Task goal
Copy each line containing the word "thích" from the records that follow, please.

Given entries

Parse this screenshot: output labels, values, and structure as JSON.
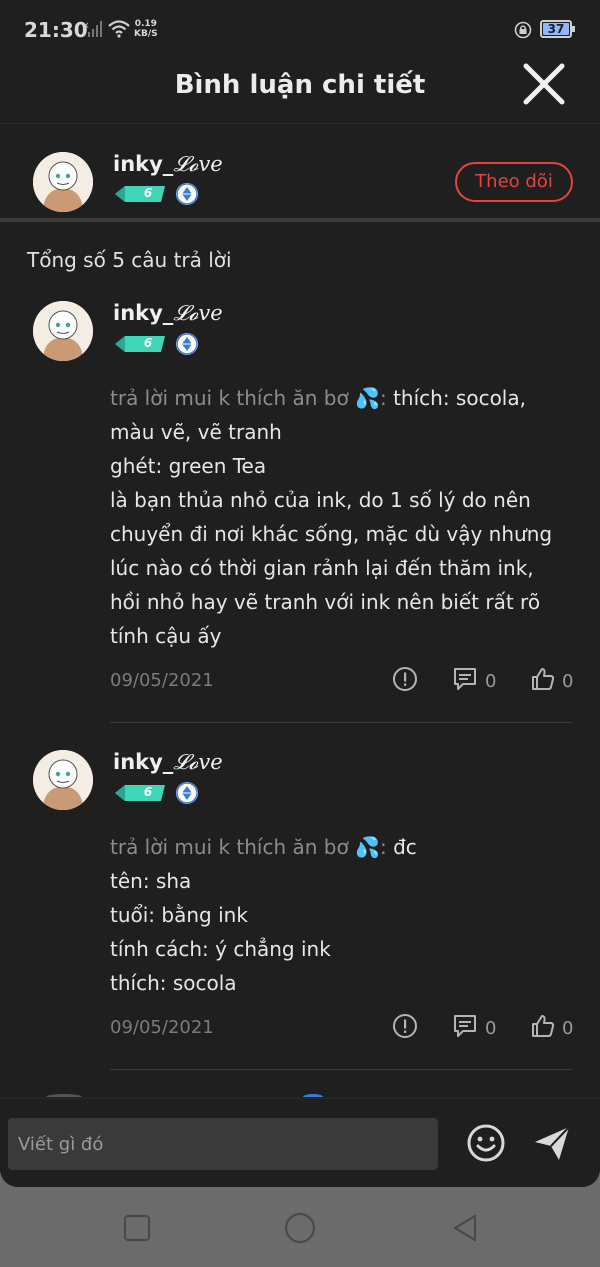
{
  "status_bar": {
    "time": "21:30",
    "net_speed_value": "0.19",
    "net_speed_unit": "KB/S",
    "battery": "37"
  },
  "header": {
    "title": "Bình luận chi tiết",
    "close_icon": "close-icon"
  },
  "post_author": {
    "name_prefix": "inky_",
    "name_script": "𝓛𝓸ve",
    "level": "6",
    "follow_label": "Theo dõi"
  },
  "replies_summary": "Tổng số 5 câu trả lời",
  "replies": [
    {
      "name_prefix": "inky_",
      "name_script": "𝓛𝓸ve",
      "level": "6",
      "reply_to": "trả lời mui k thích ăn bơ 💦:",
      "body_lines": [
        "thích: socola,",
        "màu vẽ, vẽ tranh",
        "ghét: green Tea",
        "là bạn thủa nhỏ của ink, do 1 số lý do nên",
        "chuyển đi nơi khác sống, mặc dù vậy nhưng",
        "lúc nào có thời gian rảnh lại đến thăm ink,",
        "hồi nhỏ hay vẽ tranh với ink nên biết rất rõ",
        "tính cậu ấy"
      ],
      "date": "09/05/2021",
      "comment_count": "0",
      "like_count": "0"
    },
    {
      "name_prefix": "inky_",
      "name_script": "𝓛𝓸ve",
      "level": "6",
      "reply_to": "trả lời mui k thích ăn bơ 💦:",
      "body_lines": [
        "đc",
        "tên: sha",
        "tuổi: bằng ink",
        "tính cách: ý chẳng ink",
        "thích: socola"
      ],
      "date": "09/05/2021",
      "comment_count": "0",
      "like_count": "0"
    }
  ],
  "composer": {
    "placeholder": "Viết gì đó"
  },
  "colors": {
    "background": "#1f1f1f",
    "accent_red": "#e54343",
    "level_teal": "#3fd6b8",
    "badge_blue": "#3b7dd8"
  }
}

Exercise solution
      "reply_to": "trả lời mui k thích ăn bơ 💦:",
        "thích: socola,",
      "reply_to": "trả lời mui k thích ăn bơ 💦:",
        "thích: socola"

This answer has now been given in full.